#### [Exercise details]
An exact reproduction of all the data is needed, with no images in it.

#### [Data records]
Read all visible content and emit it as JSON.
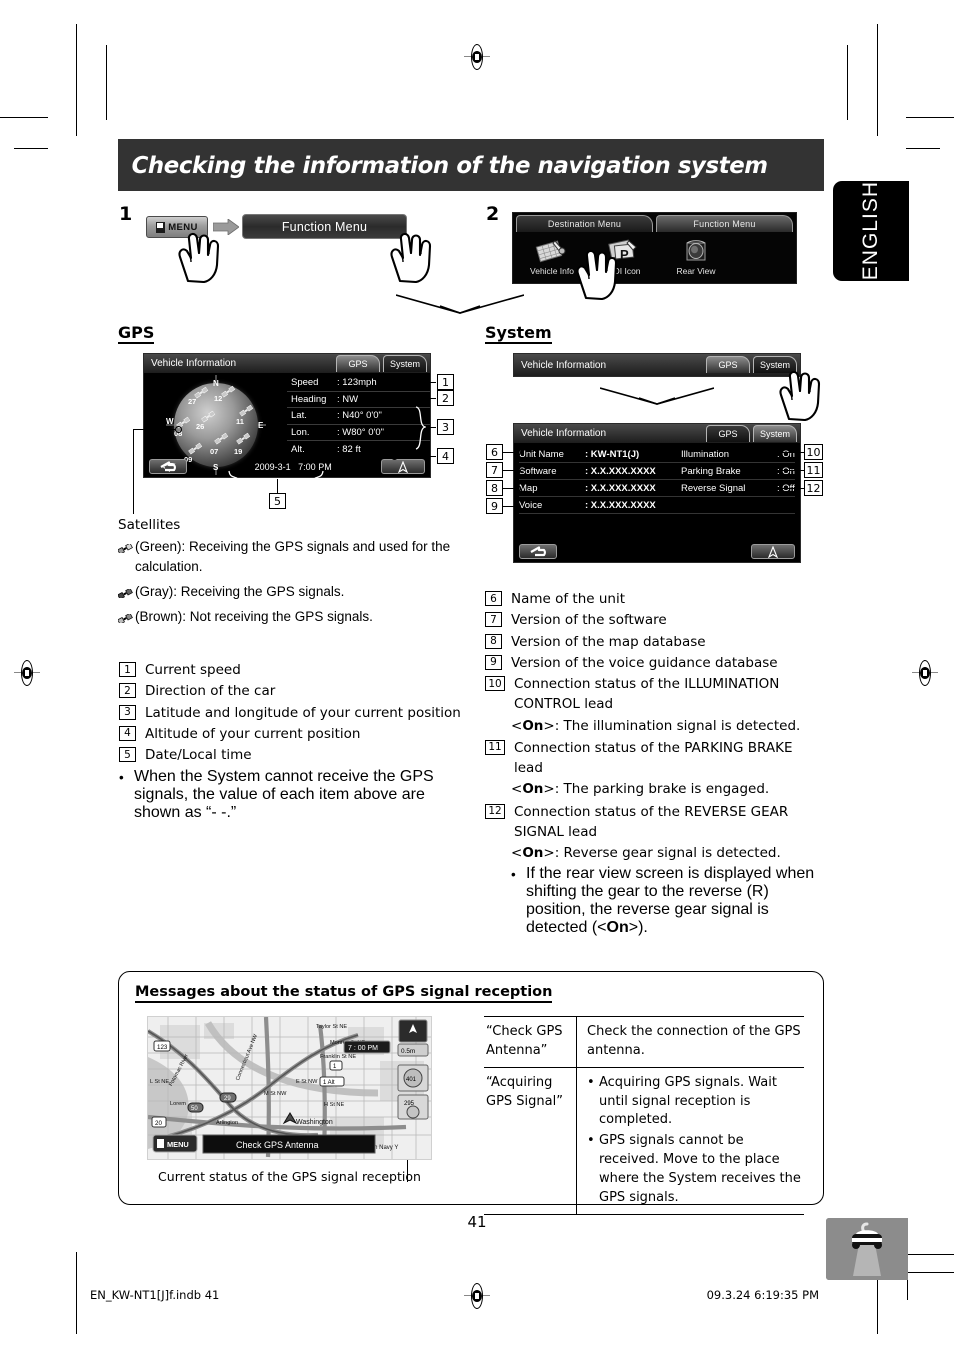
{
  "header": {
    "title": "Checking the information of the navigation system"
  },
  "language_tab": {
    "label": "ENGLISH"
  },
  "steps": {
    "one": {
      "number": "1",
      "menu_key_label": "MENU",
      "function_menu_button": "Function Menu"
    },
    "two": {
      "number": "2",
      "tabs": [
        {
          "label": "Destination Menu",
          "active": false
        },
        {
          "label": "Function Menu",
          "active": true
        }
      ],
      "icons": [
        {
          "label": "Vehicle Info",
          "icon": "vehicle-info-icon"
        },
        {
          "label": "POI Icon",
          "icon": "poi-icon"
        },
        {
          "label": "Rear View",
          "icon": "rear-view-icon"
        }
      ]
    }
  },
  "gps_section": {
    "heading": "GPS",
    "screen": {
      "title": "Vehicle Information",
      "tabs": [
        {
          "label": "GPS",
          "active": true
        },
        {
          "label": "System",
          "active": false
        }
      ],
      "compass": {
        "north": "N",
        "south": "S",
        "east": "E",
        "west": "W",
        "satellites": [
          "27",
          "12",
          "11",
          "26",
          "08",
          "07",
          "19",
          "09"
        ]
      },
      "rows": [
        {
          "key": "Speed",
          "value": ": 123mph"
        },
        {
          "key": "Heading",
          "value": ": NW"
        },
        {
          "key": "Lat.",
          "value": ": N40°  0'0\""
        },
        {
          "key": "Lon.",
          "value": ": W80°  0'0\""
        },
        {
          "key": "Alt.",
          "value": ": 82 ft"
        }
      ],
      "date": "2009-3-1",
      "time": "7:00 PM",
      "back_icon": "back-arrow-icon",
      "nav_icon": "navigation-arrow-icon"
    },
    "callouts": [
      "1",
      "2",
      "3",
      "4",
      "5"
    ],
    "satellites_label": "Satellites",
    "satellite_legend": [
      {
        "icon": "satellite-icon-green",
        "text": "(Green): Receiving the GPS signals and used for the calculation."
      },
      {
        "icon": "satellite-icon-gray",
        "text": "(Gray): Receiving the GPS signals."
      },
      {
        "icon": "satellite-icon-brown",
        "text": "(Brown): Not receiving the GPS signals."
      }
    ],
    "items": [
      {
        "n": "1",
        "text": "Current speed"
      },
      {
        "n": "2",
        "text": "Direction of the car"
      },
      {
        "n": "3",
        "text": "Latitude and longitude of your current position"
      },
      {
        "n": "4",
        "text": "Altitude of your current position"
      },
      {
        "n": "5",
        "text": "Date/Local time"
      }
    ],
    "note": "When the System cannot receive the GPS signals, the value of each item above are shown as “- -.”"
  },
  "system_section": {
    "heading": "System",
    "top_screen": {
      "title": "Vehicle Information",
      "tabs": [
        {
          "label": "GPS",
          "active": true
        },
        {
          "label": "System",
          "active": false
        }
      ]
    },
    "screen": {
      "title": "Vehicle Information",
      "tabs": [
        {
          "label": "GPS",
          "active": false
        },
        {
          "label": "System",
          "active": true
        }
      ],
      "rows": [
        {
          "key": "Unit Name",
          "value": ": KW-NT1(J)",
          "key2": "Illumination",
          "value2": ": On"
        },
        {
          "key": "Software",
          "value": ": X.X.XXX.XXXX",
          "key2": "Parking Brake",
          "value2": ": On"
        },
        {
          "key": "Map",
          "value": ": X.X.XXX.XXXX",
          "key2": "Reverse Signal",
          "value2": ": Off"
        },
        {
          "key": "Voice",
          "value": ": X.X.XXX.XXXX",
          "key2": "",
          "value2": ""
        }
      ],
      "back_icon": "back-arrow-icon",
      "nav_icon": "navigation-arrow-icon"
    },
    "callouts_left": [
      "6",
      "7",
      "8",
      "9"
    ],
    "callouts_right": [
      "10",
      "11",
      "12"
    ],
    "items": [
      {
        "n": "6",
        "text": "Name of the unit",
        "sub": ""
      },
      {
        "n": "7",
        "text": "Version of the software",
        "sub": ""
      },
      {
        "n": "8",
        "text": "Version of the map database",
        "sub": ""
      },
      {
        "n": "9",
        "text": "Version of the voice guidance database",
        "sub": ""
      },
      {
        "n": "10",
        "text": "Connection status of the ILLUMINATION CONTROL lead",
        "sub_prefix": "<",
        "sub_bold": "On",
        "sub_suffix": ">: The illumination signal is detected."
      },
      {
        "n": "11",
        "text": "Connection status of the PARKING BRAKE lead",
        "sub_prefix": "<",
        "sub_bold": "On",
        "sub_suffix": ">: The parking brake is engaged."
      },
      {
        "n": "12",
        "text": "Connection status of the REVERSE GEAR SIGNAL lead",
        "sub_prefix": "<",
        "sub_bold": "On",
        "sub_suffix": ">: Reverse gear signal is detected."
      }
    ],
    "final_bullet_1": "If the rear view screen is displayed when shifting the gear to the reverse (R) position, the reverse gear signal is detected (<",
    "final_bullet_bold": "On",
    "final_bullet_2": ">)."
  },
  "messages_panel": {
    "title": "Messages about the status of GPS signal reception",
    "map_caption": "Current status of the GPS signal reception",
    "map_overlay": {
      "menu_label": "MENU",
      "status_text": "Check GPS Antenna",
      "clock": "7:00 PM",
      "scale": "0.5m",
      "labels": [
        "Taylor St NE",
        "Monroe St NE",
        "Franklin St NE",
        "Washington",
        "Arlington",
        "Washington Navy Y",
        "123",
        "20",
        "29",
        "50",
        "1",
        "295",
        "I St NW",
        "H St NE",
        "E St NW"
      ]
    },
    "rows": [
      {
        "message": "“Check GPS Antenna”",
        "bullets": [
          "Check the connection of the GPS antenna."
        ],
        "bulleted": false
      },
      {
        "message": "“Acquiring GPS Signal”",
        "bullets": [
          "Acquiring GPS signals. Wait until signal reception is completed.",
          "GPS signals cannot be received. Move to the place where the System receives the GPS signals."
        ],
        "bulleted": true
      }
    ]
  },
  "footer": {
    "page_number": "41",
    "file_name": "EN_KW-NT1[J]f.indb   41",
    "timestamp": "09.3.24   6:19:35 PM",
    "rear_view_icon": "car-rear-view-icon"
  }
}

#### [Your response]
Read all visible content and emit it as JSON.
{
  "header": {
    "title": "Checking the information of the navigation system"
  },
  "language_tab": {
    "label": "ENGLISH"
  },
  "steps": {
    "one": {
      "number": "1",
      "menu_key_label": "MENU",
      "function_menu_button": "Function Menu"
    },
    "two": {
      "number": "2",
      "tabs": [
        {
          "label": "Destination Menu",
          "active": false
        },
        {
          "label": "Function Menu",
          "active": true
        }
      ],
      "icons": [
        {
          "label": "Vehicle Info",
          "icon": "vehicle-info-icon"
        },
        {
          "label": "POI Icon",
          "icon": "poi-icon"
        },
        {
          "label": "Rear View",
          "icon": "rear-view-icon"
        }
      ]
    }
  },
  "gps_section": {
    "heading": "GPS",
    "screen": {
      "title": "Vehicle Information",
      "tabs": [
        {
          "label": "GPS",
          "active": true
        },
        {
          "label": "System",
          "active": false
        }
      ],
      "compass": {
        "north": "N",
        "south": "S",
        "east": "E",
        "west": "W",
        "satellites": [
          "27",
          "12",
          "11",
          "26",
          "08",
          "07",
          "19",
          "09"
        ]
      },
      "rows": [
        {
          "key": "Speed",
          "value": ": 123mph"
        },
        {
          "key": "Heading",
          "value": ": NW"
        },
        {
          "key": "Lat.",
          "value": ": N40°  0'0\""
        },
        {
          "key": "Lon.",
          "value": ": W80°  0'0\""
        },
        {
          "key": "Alt.",
          "value": ": 82 ft"
        }
      ],
      "date": "2009-3-1",
      "time": "7:00 PM",
      "back_icon": "back-arrow-icon",
      "nav_icon": "navigation-arrow-icon"
    },
    "callouts": [
      "1",
      "2",
      "3",
      "4",
      "5"
    ],
    "satellites_label": "Satellites",
    "satellite_legend": [
      {
        "icon": "satellite-icon-green",
        "text": "(Green): Receiving the GPS signals and used for the calculation."
      },
      {
        "icon": "satellite-icon-gray",
        "text": "(Gray): Receiving the GPS signals."
      },
      {
        "icon": "satellite-icon-brown",
        "text": "(Brown): Not receiving the GPS signals."
      }
    ],
    "items": [
      {
        "n": "1",
        "text": "Current speed"
      },
      {
        "n": "2",
        "text": "Direction of the car"
      },
      {
        "n": "3",
        "text": "Latitude and longitude of your current position"
      },
      {
        "n": "4",
        "text": "Altitude of your current position"
      },
      {
        "n": "5",
        "text": "Date/Local time"
      }
    ],
    "note": "When the System cannot receive the GPS signals, the value of each item above are shown as “- -.”"
  },
  "system_section": {
    "heading": "System",
    "top_screen": {
      "title": "Vehicle Information",
      "tabs": [
        {
          "label": "GPS",
          "active": true
        },
        {
          "label": "System",
          "active": false
        }
      ]
    },
    "screen": {
      "title": "Vehicle Information",
      "tabs": [
        {
          "label": "GPS",
          "active": false
        },
        {
          "label": "System",
          "active": true
        }
      ],
      "rows": [
        {
          "key": "Unit Name",
          "value": ": KW-NT1(J)",
          "key2": "Illumination",
          "value2": ": On"
        },
        {
          "key": "Software",
          "value": ": X.X.XXX.XXXX",
          "key2": "Parking Brake",
          "value2": ": On"
        },
        {
          "key": "Map",
          "value": ": X.X.XXX.XXXX",
          "key2": "Reverse Signal",
          "value2": ": Off"
        },
        {
          "key": "Voice",
          "value": ": X.X.XXX.XXXX",
          "key2": "",
          "value2": ""
        }
      ],
      "back_icon": "back-arrow-icon",
      "nav_icon": "navigation-arrow-icon"
    },
    "callouts_left": [
      "6",
      "7",
      "8",
      "9"
    ],
    "callouts_right": [
      "10",
      "11",
      "12"
    ],
    "items": [
      {
        "n": "6",
        "text": "Name of the unit",
        "sub": ""
      },
      {
        "n": "7",
        "text": "Version of the software",
        "sub": ""
      },
      {
        "n": "8",
        "text": "Version of the map database",
        "sub": ""
      },
      {
        "n": "9",
        "text": "Version of the voice guidance database",
        "sub": ""
      },
      {
        "n": "10",
        "text": "Connection status of the ILLUMINATION CONTROL lead",
        "sub_prefix": "<",
        "sub_bold": "On",
        "sub_suffix": ">: The illumination signal is detected."
      },
      {
        "n": "11",
        "text": "Connection status of the PARKING BRAKE lead",
        "sub_prefix": "<",
        "sub_bold": "On",
        "sub_suffix": ">: The parking brake is engaged."
      },
      {
        "n": "12",
        "text": "Connection status of the REVERSE GEAR SIGNAL lead",
        "sub_prefix": "<",
        "sub_bold": "On",
        "sub_suffix": ">: Reverse gear signal is detected."
      }
    ],
    "final_bullet_1": "If the rear view screen is displayed when shifting the gear to the reverse (R) position, the reverse gear signal is detected (<",
    "final_bullet_bold": "On",
    "final_bullet_2": ">)."
  },
  "messages_panel": {
    "title": "Messages about the status of GPS signal reception",
    "map_caption": "Current status of the GPS signal reception",
    "map_overlay": {
      "menu_label": "MENU",
      "status_text": "Check GPS Antenna",
      "clock": "7:00 PM",
      "scale": "0.5m",
      "labels": [
        "Taylor St NE",
        "Monroe St NE",
        "Franklin St NE",
        "Washington",
        "Arlington",
        "Washington Navy Y",
        "123",
        "20",
        "29",
        "50",
        "1",
        "295",
        "I St NW",
        "H St NE",
        "E St NW"
      ]
    },
    "rows": [
      {
        "message": "“Check GPS Antenna”",
        "bullets": [
          "Check the connection of the GPS antenna."
        ],
        "bulleted": false
      },
      {
        "message": "“Acquiring GPS Signal”",
        "bullets": [
          "Acquiring GPS signals. Wait until signal reception is completed.",
          "GPS signals cannot be received. Move to the place where the System receives the GPS signals."
        ],
        "bulleted": true
      }
    ]
  },
  "footer": {
    "page_number": "41",
    "file_name": "EN_KW-NT1[J]f.indb   41",
    "timestamp": "09.3.24   6:19:35 PM",
    "rear_view_icon": "car-rear-view-icon"
  }
}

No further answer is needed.